Inge Auerbacher, Holocaust survivor and author, coming to Tolerance Week
SIOUX CITY -- Holocaust survivor Inge Auerbacher’s book “I Am a Star” has been in print for decades, during which time the author herself has become an ever-brighter star, traveling extensively to speak about her life. She went on to write half a dozen books, and has become a celebrated and prolific public speaker.
Auerbacher, who at age 83 still maintains a busy speaking schedule, will return to Sioux City to be on hand for Tolerance Week events.
Writing for young people

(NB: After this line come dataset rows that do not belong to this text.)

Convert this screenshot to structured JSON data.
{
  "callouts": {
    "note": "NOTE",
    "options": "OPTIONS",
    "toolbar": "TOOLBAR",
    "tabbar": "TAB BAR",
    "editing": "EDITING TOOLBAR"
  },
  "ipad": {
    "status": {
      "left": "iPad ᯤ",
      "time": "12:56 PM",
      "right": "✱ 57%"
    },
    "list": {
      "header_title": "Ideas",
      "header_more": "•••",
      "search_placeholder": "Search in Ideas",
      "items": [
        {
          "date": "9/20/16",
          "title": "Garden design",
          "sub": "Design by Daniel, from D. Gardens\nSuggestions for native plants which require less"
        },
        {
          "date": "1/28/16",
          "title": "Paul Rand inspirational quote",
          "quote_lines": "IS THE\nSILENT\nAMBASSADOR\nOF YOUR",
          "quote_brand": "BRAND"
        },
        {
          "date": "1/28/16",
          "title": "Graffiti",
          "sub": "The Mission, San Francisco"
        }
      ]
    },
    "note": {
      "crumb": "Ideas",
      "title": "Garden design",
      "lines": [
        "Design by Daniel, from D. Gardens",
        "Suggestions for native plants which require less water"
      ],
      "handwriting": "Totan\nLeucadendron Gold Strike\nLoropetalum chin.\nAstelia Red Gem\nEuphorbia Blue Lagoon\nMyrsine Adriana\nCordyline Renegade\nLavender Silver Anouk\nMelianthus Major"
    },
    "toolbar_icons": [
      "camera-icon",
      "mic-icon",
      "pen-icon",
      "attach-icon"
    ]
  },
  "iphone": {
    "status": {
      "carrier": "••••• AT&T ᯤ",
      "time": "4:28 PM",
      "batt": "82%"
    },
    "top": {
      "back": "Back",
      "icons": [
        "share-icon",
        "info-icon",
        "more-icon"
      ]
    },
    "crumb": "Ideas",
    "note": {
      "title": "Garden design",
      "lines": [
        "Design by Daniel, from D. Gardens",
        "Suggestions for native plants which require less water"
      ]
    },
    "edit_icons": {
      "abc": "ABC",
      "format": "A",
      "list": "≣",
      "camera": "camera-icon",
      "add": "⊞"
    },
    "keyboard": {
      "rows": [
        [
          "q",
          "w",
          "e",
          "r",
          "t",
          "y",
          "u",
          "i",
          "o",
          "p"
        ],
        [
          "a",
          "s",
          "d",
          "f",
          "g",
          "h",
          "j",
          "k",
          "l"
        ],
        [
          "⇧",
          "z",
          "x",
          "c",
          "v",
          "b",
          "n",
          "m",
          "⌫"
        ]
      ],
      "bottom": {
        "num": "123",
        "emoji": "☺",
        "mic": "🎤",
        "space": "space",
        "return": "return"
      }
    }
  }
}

Born to a Jewish family in German in the mid-1930s, Auerbacher’s writings detail her experience at the Theresienstadt (Terezin) concentration camp near Prague, where she was imprisoned from 1942 until the camp was liberated by Russians in May 1945. Conditions at the camp were squalid, and pests and disease were rampant.
Amazingly, Auerbacher and her parents survived their incarceration, as did her beloved doll, Marlene ( Marlene now resides in the Holocaust Memorial Museum in Washington, D.C.) After immigrating to the U.S. after the war, Auerbacher went on to a 38-year career as a chemist.
Decades after the atrocities of the Holocaust, she began writing and compiling poems and prose about her life’s story, with some broader historical context added in.
Though there are few subjects more gravely serious than the Holocaust, Auerbacher said her aim has been to share her piece of that history with students.
“It was basically written for young people, but even in colleges they read it,” Auerbacher said.
During her career as a writer, Auerbacher has enjoyed at least one of the trappings of notoriety -- being noticed in public by a fan.
“I came home on a bus, right, from Penn State University,” she said. “And I’m sitting in one row, and there’s somebody across from me, and I talk to people. And we started talking, and guess what? She read two of my first books! And she told me what she remembered, and she read them a long time ago, but she liked my writing and my story.
“And I said, ‘Yeah, that’s me!’”
Though it may seem unusual to follow a career in hard science with a second career writing poems, Auerbacher sees nothing unusual about it.
“There was a very famous chemist who became a very famous writer,” she said. “I always wrote -- see I was sick for many years in my life after the war, unfortunately, and all I could do was keep myself busy, and I started to write!”